→ **Assignment**
What lines in the following entries hold the word "background"? Copy each one.

START Data for this task

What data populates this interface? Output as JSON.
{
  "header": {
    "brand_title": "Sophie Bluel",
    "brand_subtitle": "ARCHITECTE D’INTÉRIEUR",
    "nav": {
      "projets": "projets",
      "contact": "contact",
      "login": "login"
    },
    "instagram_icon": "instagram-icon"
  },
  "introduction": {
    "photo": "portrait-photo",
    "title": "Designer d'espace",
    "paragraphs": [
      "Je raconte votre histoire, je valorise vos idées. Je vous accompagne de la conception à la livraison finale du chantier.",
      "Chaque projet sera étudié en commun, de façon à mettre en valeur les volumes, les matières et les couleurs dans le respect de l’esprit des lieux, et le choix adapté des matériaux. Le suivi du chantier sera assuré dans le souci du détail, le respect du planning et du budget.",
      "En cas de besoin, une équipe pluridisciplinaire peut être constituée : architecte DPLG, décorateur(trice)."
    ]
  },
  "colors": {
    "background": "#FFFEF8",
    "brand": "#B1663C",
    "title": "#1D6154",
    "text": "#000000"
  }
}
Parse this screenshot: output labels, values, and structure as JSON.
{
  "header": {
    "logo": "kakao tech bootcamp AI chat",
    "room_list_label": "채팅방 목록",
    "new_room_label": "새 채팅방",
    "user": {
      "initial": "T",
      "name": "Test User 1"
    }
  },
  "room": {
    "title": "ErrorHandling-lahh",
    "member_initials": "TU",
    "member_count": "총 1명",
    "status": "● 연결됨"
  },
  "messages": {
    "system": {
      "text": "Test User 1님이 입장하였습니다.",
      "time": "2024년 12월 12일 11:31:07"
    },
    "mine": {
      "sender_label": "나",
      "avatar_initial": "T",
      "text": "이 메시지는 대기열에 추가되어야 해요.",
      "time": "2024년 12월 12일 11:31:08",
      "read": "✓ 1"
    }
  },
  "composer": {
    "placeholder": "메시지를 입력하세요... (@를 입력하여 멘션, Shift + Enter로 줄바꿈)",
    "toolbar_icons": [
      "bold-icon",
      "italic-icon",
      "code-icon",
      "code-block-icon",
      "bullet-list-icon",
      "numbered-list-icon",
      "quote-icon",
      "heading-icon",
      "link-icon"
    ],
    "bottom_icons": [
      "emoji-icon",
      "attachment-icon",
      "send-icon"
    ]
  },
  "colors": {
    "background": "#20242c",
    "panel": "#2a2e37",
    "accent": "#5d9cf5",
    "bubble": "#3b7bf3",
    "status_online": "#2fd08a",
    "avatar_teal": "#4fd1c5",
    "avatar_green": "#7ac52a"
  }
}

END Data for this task

→ **Output of the task**
    "background": "#FFFEF8",
    "background": "#20242c",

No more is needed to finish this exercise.